▸ Exercise goal
Only an exact copy of the entries, stripped of pictures, will serve as the answer.

▸ Available records
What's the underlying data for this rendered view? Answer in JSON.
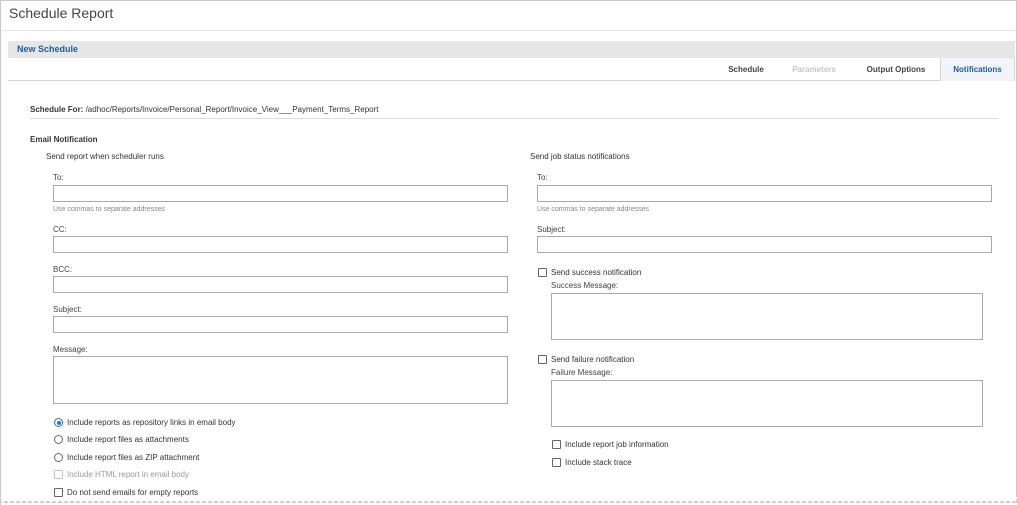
{
  "page": {
    "title": "Schedule Report",
    "subheader": "New Schedule"
  },
  "tabs": [
    {
      "label": "Schedule",
      "state": "enabled"
    },
    {
      "label": "Parameters",
      "state": "disabled"
    },
    {
      "label": "Output Options",
      "state": "enabled"
    },
    {
      "label": "Notifications",
      "state": "active"
    }
  ],
  "schedule_for": {
    "label": "Schedule For:",
    "path": "/adhoc/Reports/Invoice/Personal_Report/Invoice_View___Payment_Terms_Report"
  },
  "email_notification": {
    "section_title": "Email Notification",
    "left": {
      "heading": "Send report when scheduler runs",
      "to_label": "To:",
      "to_value": "",
      "to_hint": "Use commas to separate addresses",
      "cc_label": "CC:",
      "cc_value": "",
      "bcc_label": "BCC:",
      "bcc_value": "",
      "subject_label": "Subject:",
      "subject_value": "",
      "message_label": "Message:",
      "message_value": "",
      "options": [
        {
          "label": "Include reports as repository links in email body",
          "type": "radio",
          "checked": true
        },
        {
          "label": "Include report files as attachments",
          "type": "radio",
          "checked": false
        },
        {
          "label": "Include report files as ZIP attachment",
          "type": "radio",
          "checked": false
        },
        {
          "label": "Include HTML report in email body",
          "type": "checkbox",
          "checked": false,
          "disabled": true
        },
        {
          "label": "Do not send emails for empty reports",
          "type": "checkbox",
          "checked": false
        }
      ]
    },
    "right": {
      "heading": "Send job status notifications",
      "to_label": "To:",
      "to_value": "",
      "to_hint": "Use commas to separate addresses",
      "subject_label": "Subject:",
      "subject_value": "",
      "success_check_label": "Send success notification",
      "success_message_label": "Success Message:",
      "success_message_value": "",
      "failure_check_label": "Send failure notification",
      "failure_message_label": "Failure Message:",
      "failure_message_value": "",
      "include_job_info_label": "Include report job information",
      "include_stack_trace_label": "Include stack trace"
    }
  }
}
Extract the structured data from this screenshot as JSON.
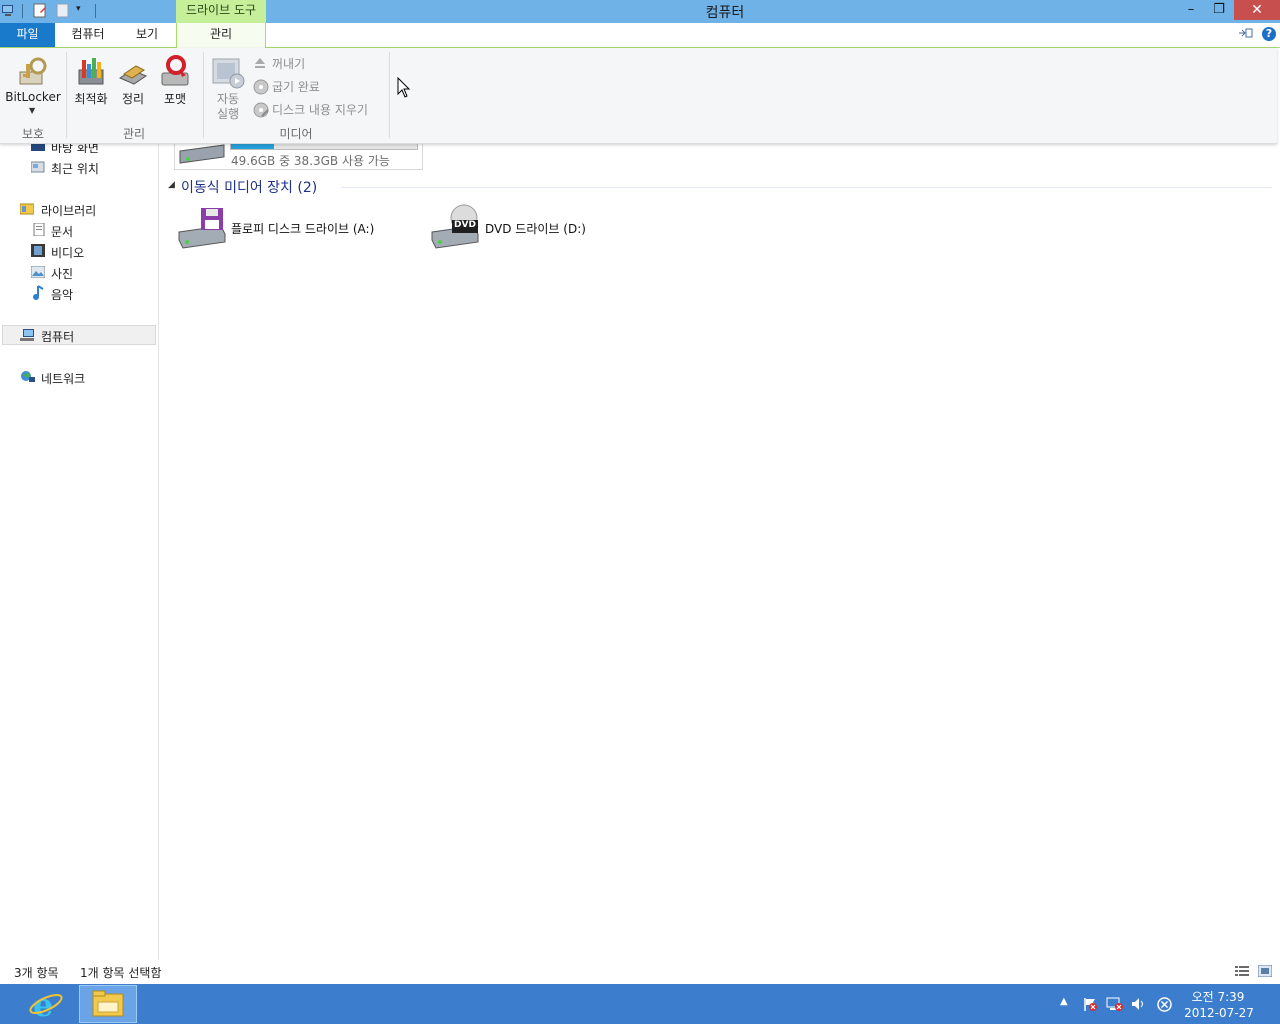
{
  "window": {
    "title": "컴퓨터",
    "context_tab": "드라이브 도구",
    "controls": {
      "minimize": "–",
      "maximize": "❐",
      "close": "✕"
    }
  },
  "ribbon": {
    "tabs": [
      {
        "label": "파일"
      },
      {
        "label": "컴퓨터"
      },
      {
        "label": "보기"
      },
      {
        "label": "관리"
      }
    ],
    "groups": {
      "protect": {
        "label": "보호",
        "bitlocker": "BitLocker"
      },
      "manage": {
        "label": "관리",
        "optimize": "최적화",
        "cleanup": "정리",
        "format": "포맷"
      },
      "media": {
        "label": "미디어",
        "autoplay_line1": "자동",
        "autoplay_line2": "실행",
        "eject": "꺼내기",
        "finish_burning": "굽기 완료",
        "erase_disc": "디스크 내용 지우기"
      }
    },
    "help": "?"
  },
  "nav": {
    "desktop_partial": "바탕 화면",
    "recent": "최근 위치",
    "libraries": "라이브러리",
    "documents": "문서",
    "videos": "비디오",
    "pictures": "사진",
    "music": "음악",
    "computer": "컴퓨터",
    "network": "네트워크"
  },
  "content": {
    "local_disk": {
      "free_text": "49.6GB 중 38.3GB 사용 가능",
      "used_fraction": 0.23
    },
    "removable_section": "이동식 미디어 장치 (2)",
    "drives": [
      {
        "label": "플로피 디스크 드라이브 (A:)"
      },
      {
        "label": "DVD 드라이브 (D:)",
        "badge": "DVD"
      }
    ]
  },
  "status": {
    "items_count": "3개 항목",
    "selected": "1개 항목 선택함"
  },
  "taskbar": {
    "time": "오전 7:39",
    "date": "2012-07-27"
  },
  "colors": {
    "titlebar": "#6fb2e8",
    "context_tab": "#c6ef9a",
    "file_tab": "#1979ca",
    "taskbar": "#3c7dcd",
    "section_title": "#1e3287"
  }
}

▸ Final answer
What's the underlying data for this rendered view? Answer in JSON.
{
  "page": {
    "title": "Schedule Report",
    "subheader": "New Schedule"
  },
  "tabs": [
    {
      "label": "Schedule",
      "state": "enabled"
    },
    {
      "label": "Parameters",
      "state": "disabled"
    },
    {
      "label": "Output Options",
      "state": "enabled"
    },
    {
      "label": "Notifications",
      "state": "active"
    }
  ],
  "schedule_for": {
    "label": "Schedule For:",
    "path": "/adhoc/Reports/Invoice/Personal_Report/Invoice_View___Payment_Terms_Report"
  },
  "email_notification": {
    "section_title": "Email Notification",
    "left": {
      "heading": "Send report when scheduler runs",
      "to_label": "To:",
      "to_value": "",
      "to_hint": "Use commas to separate addresses",
      "cc_label": "CC:",
      "cc_value": "",
      "bcc_label": "BCC:",
      "bcc_value": "",
      "subject_label": "Subject:",
      "subject_value": "",
      "message_label": "Message:",
      "message_value": "",
      "options": [
        {
          "label": "Include reports as repository links in email body",
          "type": "radio",
          "checked": true
        },
        {
          "label": "Include report files as attachments",
          "type": "radio",
          "checked": false
        },
        {
          "label": "Include report files as ZIP attachment",
          "type": "radio",
          "checked": false
        },
        {
          "label": "Include HTML report in email body",
          "type": "checkbox",
          "checked": false,
          "disabled": true
        },
        {
          "label": "Do not send emails for empty reports",
          "type": "checkbox",
          "checked": false
        }
      ]
    },
    "right": {
      "heading": "Send job status notifications",
      "to_label": "To:",
      "to_value": "",
      "to_hint": "Use commas to separate addresses",
      "subject_label": "Subject:",
      "subject_value": "",
      "success_check_label": "Send success notification",
      "success_message_label": "Success Message:",
      "success_message_value": "",
      "failure_check_label": "Send failure notification",
      "failure_message_label": "Failure Message:",
      "failure_message_value": "",
      "include_job_info_label": "Include report job information",
      "include_stack_trace_label": "Include stack trace"
    }
  }
}
Extract the structured data from this screenshot as JSON.
{
  "window": {
    "title": "컴퓨터",
    "context_tab": "드라이브 도구",
    "controls": {
      "minimize": "–",
      "maximize": "❐",
      "close": "✕"
    }
  },
  "ribbon": {
    "tabs": [
      {
        "label": "파일"
      },
      {
        "label": "컴퓨터"
      },
      {
        "label": "보기"
      },
      {
        "label": "관리"
      }
    ],
    "groups": {
      "protect": {
        "label": "보호",
        "bitlocker": "BitLocker"
      },
      "manage": {
        "label": "관리",
        "optimize": "최적화",
        "cleanup": "정리",
        "format": "포맷"
      },
      "media": {
        "label": "미디어",
        "autoplay_line1": "자동",
        "autoplay_line2": "실행",
        "eject": "꺼내기",
        "finish_burning": "굽기 완료",
        "erase_disc": "디스크 내용 지우기"
      }
    },
    "help": "?"
  },
  "nav": {
    "desktop_partial": "바탕 화면",
    "recent": "최근 위치",
    "libraries": "라이브러리",
    "documents": "문서",
    "videos": "비디오",
    "pictures": "사진",
    "music": "음악",
    "computer": "컴퓨터",
    "network": "네트워크"
  },
  "content": {
    "local_disk": {
      "free_text": "49.6GB 중 38.3GB 사용 가능",
      "used_fraction": 0.23
    },
    "removable_section": "이동식 미디어 장치 (2)",
    "drives": [
      {
        "label": "플로피 디스크 드라이브 (A:)"
      },
      {
        "label": "DVD 드라이브 (D:)",
        "badge": "DVD"
      }
    ]
  },
  "status": {
    "items_count": "3개 항목",
    "selected": "1개 항목 선택함"
  },
  "taskbar": {
    "time": "오전 7:39",
    "date": "2012-07-27"
  },
  "colors": {
    "titlebar": "#6fb2e8",
    "context_tab": "#c6ef9a",
    "file_tab": "#1979ca",
    "taskbar": "#3c7dcd",
    "section_title": "#1e3287"
  }
}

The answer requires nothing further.